WORK INSTRUCTIONS – Print every line of the material exactly.
..........
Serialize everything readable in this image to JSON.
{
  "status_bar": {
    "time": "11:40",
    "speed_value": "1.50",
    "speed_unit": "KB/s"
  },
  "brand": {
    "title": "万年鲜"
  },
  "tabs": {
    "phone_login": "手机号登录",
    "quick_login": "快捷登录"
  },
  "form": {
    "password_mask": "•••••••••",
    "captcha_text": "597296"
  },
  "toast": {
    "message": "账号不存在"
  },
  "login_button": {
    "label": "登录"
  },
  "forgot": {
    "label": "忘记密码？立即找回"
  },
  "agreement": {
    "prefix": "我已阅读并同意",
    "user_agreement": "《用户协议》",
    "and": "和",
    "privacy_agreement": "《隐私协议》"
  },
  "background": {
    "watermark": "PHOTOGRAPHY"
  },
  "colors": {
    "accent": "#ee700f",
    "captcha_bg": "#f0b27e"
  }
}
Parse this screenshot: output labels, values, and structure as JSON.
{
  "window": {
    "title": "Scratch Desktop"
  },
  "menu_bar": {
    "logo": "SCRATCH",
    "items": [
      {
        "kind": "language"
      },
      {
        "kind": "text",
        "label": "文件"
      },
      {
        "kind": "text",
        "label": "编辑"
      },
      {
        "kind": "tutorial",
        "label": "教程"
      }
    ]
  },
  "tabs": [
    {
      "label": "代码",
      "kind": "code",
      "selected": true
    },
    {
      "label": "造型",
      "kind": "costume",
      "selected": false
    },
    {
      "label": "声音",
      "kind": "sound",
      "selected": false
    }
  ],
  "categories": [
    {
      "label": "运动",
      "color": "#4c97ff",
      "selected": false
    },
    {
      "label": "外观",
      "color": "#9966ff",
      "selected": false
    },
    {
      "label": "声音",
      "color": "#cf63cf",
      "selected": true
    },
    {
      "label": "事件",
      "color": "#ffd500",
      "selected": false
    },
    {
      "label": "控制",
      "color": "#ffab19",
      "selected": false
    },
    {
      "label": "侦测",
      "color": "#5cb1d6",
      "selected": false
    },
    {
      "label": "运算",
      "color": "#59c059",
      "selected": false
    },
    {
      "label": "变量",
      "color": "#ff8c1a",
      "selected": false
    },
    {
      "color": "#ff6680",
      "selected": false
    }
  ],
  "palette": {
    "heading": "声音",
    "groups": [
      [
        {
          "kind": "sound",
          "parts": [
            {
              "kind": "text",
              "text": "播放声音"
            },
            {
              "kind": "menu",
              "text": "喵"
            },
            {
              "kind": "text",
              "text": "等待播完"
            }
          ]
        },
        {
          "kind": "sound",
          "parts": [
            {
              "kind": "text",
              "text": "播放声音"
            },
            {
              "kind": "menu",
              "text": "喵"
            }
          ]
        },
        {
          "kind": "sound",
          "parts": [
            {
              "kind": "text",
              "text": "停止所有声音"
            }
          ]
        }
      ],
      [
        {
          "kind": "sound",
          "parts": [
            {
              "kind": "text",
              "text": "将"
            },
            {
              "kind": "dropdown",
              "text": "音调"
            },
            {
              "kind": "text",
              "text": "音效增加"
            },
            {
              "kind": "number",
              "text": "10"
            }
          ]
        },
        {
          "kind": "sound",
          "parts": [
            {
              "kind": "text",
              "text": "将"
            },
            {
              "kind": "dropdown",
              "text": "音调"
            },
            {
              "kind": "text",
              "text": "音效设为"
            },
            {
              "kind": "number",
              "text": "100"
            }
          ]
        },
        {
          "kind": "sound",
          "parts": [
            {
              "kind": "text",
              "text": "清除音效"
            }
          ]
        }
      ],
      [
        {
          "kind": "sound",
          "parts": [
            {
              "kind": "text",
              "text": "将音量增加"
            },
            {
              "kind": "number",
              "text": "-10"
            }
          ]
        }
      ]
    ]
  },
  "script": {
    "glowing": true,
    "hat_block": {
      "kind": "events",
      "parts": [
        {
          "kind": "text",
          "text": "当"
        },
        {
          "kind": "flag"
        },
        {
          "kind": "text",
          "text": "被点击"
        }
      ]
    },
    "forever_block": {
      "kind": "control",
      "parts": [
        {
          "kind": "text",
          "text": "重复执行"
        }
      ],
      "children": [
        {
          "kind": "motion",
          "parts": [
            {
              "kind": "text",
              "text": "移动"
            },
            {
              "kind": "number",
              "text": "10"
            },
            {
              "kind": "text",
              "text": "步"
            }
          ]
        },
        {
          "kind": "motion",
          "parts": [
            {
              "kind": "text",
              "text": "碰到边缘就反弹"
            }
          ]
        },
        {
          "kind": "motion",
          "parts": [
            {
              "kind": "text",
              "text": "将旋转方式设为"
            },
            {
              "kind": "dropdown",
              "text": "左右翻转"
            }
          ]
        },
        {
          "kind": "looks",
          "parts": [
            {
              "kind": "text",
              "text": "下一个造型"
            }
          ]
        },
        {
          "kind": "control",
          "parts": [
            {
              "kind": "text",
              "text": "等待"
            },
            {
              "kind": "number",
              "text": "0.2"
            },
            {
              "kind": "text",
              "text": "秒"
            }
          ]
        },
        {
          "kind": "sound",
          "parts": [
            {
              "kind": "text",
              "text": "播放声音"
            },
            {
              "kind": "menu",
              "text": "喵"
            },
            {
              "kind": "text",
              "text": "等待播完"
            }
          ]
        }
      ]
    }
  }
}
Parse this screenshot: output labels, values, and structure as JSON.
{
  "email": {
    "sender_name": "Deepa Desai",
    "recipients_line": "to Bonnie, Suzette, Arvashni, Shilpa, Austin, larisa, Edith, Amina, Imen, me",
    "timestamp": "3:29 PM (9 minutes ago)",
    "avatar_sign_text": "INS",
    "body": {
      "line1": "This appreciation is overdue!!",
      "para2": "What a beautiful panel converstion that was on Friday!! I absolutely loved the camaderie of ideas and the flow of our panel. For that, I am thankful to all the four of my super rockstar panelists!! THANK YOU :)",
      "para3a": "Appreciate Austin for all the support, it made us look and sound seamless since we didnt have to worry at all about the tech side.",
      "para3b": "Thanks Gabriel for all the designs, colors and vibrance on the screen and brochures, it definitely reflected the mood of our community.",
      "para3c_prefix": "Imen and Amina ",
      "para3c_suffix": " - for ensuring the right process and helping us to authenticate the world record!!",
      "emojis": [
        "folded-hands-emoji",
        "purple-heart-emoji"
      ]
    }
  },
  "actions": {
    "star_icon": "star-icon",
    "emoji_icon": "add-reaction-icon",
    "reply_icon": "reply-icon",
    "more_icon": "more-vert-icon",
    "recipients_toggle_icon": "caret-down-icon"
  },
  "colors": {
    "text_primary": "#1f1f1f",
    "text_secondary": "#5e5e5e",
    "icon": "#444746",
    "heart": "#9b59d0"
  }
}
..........
YOUR SOLUTION –
Serialize everything readable in this image to JSON.
{
  "status_bar": {
    "time": "11:40",
    "speed_value": "1.50",
    "speed_unit": "KB/s"
  },
  "brand": {
    "title": "万年鲜"
  },
  "tabs": {
    "phone_login": "手机号登录",
    "quick_login": "快捷登录"
  },
  "form": {
    "password_mask": "•••••••••",
    "captcha_text": "597296"
  },
  "toast": {
    "message": "账号不存在"
  },
  "login_button": {
    "label": "登录"
  },
  "forgot": {
    "label": "忘记密码？立即找回"
  },
  "agreement": {
    "prefix": "我已阅读并同意",
    "user_agreement": "《用户协议》",
    "and": "和",
    "privacy_agreement": "《隐私协议》"
  },
  "background": {
    "watermark": "PHOTOGRAPHY"
  },
  "colors": {
    "accent": "#ee700f",
    "captcha_bg": "#f0b27e"
  }
}
Parse this screenshot: output labels, values, and structure as JSON.
{
  "window": {
    "title": "Scratch Desktop"
  },
  "menu_bar": {
    "logo": "SCRATCH",
    "items": [
      {
        "kind": "language"
      },
      {
        "kind": "text",
        "label": "文件"
      },
      {
        "kind": "text",
        "label": "编辑"
      },
      {
        "kind": "tutorial",
        "label": "教程"
      }
    ]
  },
  "tabs": [
    {
      "label": "代码",
      "kind": "code",
      "selected": true
    },
    {
      "label": "造型",
      "kind": "costume",
      "selected": false
    },
    {
      "label": "声音",
      "kind": "sound",
      "selected": false
    }
  ],
  "categories": [
    {
      "label": "运动",
      "color": "#4c97ff",
      "selected": false
    },
    {
      "label": "外观",
      "color": "#9966ff",
      "selected": false
    },
    {
      "label": "声音",
      "color": "#cf63cf",
      "selected": true
    },
    {
      "label": "事件",
      "color": "#ffd500",
      "selected": false
    },
    {
      "label": "控制",
      "color": "#ffab19",
      "selected": false
    },
    {
      "label": "侦测",
      "color": "#5cb1d6",
      "selected": false
    },
    {
      "label": "运算",
      "color": "#59c059",
      "selected": false
    },
    {
      "label": "变量",
      "color": "#ff8c1a",
      "selected": false
    },
    {
      "color": "#ff6680",
      "selected": false
    }
  ],
  "palette": {
    "heading": "声音",
    "groups": [
      [
        {
          "kind": "sound",
          "parts": [
            {
              "kind": "text",
              "text": "播放声音"
            },
            {
              "kind": "menu",
              "text": "喵"
            },
            {
              "kind": "text",
              "text": "等待播完"
            }
          ]
        },
        {
          "kind": "sound",
          "parts": [
            {
              "kind": "text",
              "text": "播放声音"
            },
            {
              "kind": "menu",
              "text": "喵"
            }
          ]
        },
        {
          "kind": "sound",
          "parts": [
            {
              "kind": "text",
              "text": "停止所有声音"
            }
          ]
        }
      ],
      [
        {
          "kind": "sound",
          "parts": [
            {
              "kind": "text",
              "text": "将"
            },
            {
              "kind": "dropdown",
              "text": "音调"
            },
            {
              "kind": "text",
              "text": "音效增加"
            },
            {
              "kind": "number",
              "text": "10"
            }
          ]
        },
        {
          "kind": "sound",
          "parts": [
            {
              "kind": "text",
              "text": "将"
            },
            {
              "kind": "dropdown",
              "text": "音调"
            },
            {
              "kind": "text",
              "text": "音效设为"
            },
            {
              "kind": "number",
              "text": "100"
            }
          ]
        },
        {
          "kind": "sound",
          "parts": [
            {
              "kind": "text",
              "text": "清除音效"
            }
          ]
        }
      ],
      [
        {
          "kind": "sound",
          "parts": [
            {
              "kind": "text",
              "text": "将音量增加"
            },
            {
              "kind": "number",
              "text": "-10"
            }
          ]
        }
      ]
    ]
  },
  "script": {
    "glowing": true,
    "hat_block": {
      "kind": "events",
      "parts": [
        {
          "kind": "text",
          "text": "当"
        },
        {
          "kind": "flag"
        },
        {
          "kind": "text",
          "text": "被点击"
        }
      ]
    },
    "forever_block": {
      "kind": "control",
      "parts": [
        {
          "kind": "text",
          "text": "重复执行"
        }
      ],
      "children": [
        {
          "kind": "motion",
          "parts": [
            {
              "kind": "text",
              "text": "移动"
            },
            {
              "kind": "number",
              "text": "10"
            },
            {
              "kind": "text",
              "text": "步"
            }
          ]
        },
        {
          "kind": "motion",
          "parts": [
            {
              "kind": "text",
              "text": "碰到边缘就反弹"
            }
          ]
        },
        {
          "kind": "motion",
          "parts": [
            {
              "kind": "text",
              "text": "将旋转方式设为"
            },
            {
              "kind": "dropdown",
              "text": "左右翻转"
            }
          ]
        },
        {
          "kind": "looks",
          "parts": [
            {
              "kind": "text",
              "text": "下一个造型"
            }
          ]
        },
        {
          "kind": "control",
          "parts": [
            {
              "kind": "text",
              "text": "等待"
            },
            {
              "kind": "number",
              "text": "0.2"
            },
            {
              "kind": "text",
              "text": "秒"
            }
          ]
        },
        {
          "kind": "sound",
          "parts": [
            {
              "kind": "text",
              "text": "播放声音"
            },
            {
              "kind": "menu",
              "text": "喵"
            },
            {
              "kind": "text",
              "text": "等待播完"
            }
          ]
        }
      ]
    }
  }
}
Parse this screenshot: output labels, values, and structure as JSON.
{
  "email": {
    "sender_name": "Deepa Desai",
    "recipients_line": "to Bonnie, Suzette, Arvashni, Shilpa, Austin, larisa, Edith, Amina, Imen, me",
    "timestamp": "3:29 PM (9 minutes ago)",
    "avatar_sign_text": "INS",
    "body": {
      "line1": "This appreciation is overdue!!",
      "para2": "What a beautiful panel converstion that was on Friday!! I absolutely loved the camaderie of ideas and the flow of our panel. For that, I am thankful to all the four of my super rockstar panelists!! THANK YOU :)",
      "para3a": "Appreciate Austin for all the support, it made us look and sound seamless since we didnt have to worry at all about the tech side.",
      "para3b": "Thanks Gabriel for all the designs, colors and vibrance on the screen and brochures, it definitely reflected the mood of our community.",
      "para3c_prefix": "Imen and Amina ",
      "para3c_suffix": " - for ensuring the right process and helping us to authenticate the world record!!",
      "emojis": [
        "folded-hands-emoji",
        "purple-heart-emoji"
      ]
    }
  },
  "actions": {
    "star_icon": "star-icon",
    "emoji_icon": "add-reaction-icon",
    "reply_icon": "reply-icon",
    "more_icon": "more-vert-icon",
    "recipients_toggle_icon": "caret-down-icon"
  },
  "colors": {
    "text_primary": "#1f1f1f",
    "text_secondary": "#5e5e5e",
    "icon": "#444746",
    "heart": "#9b59d0"
  }
}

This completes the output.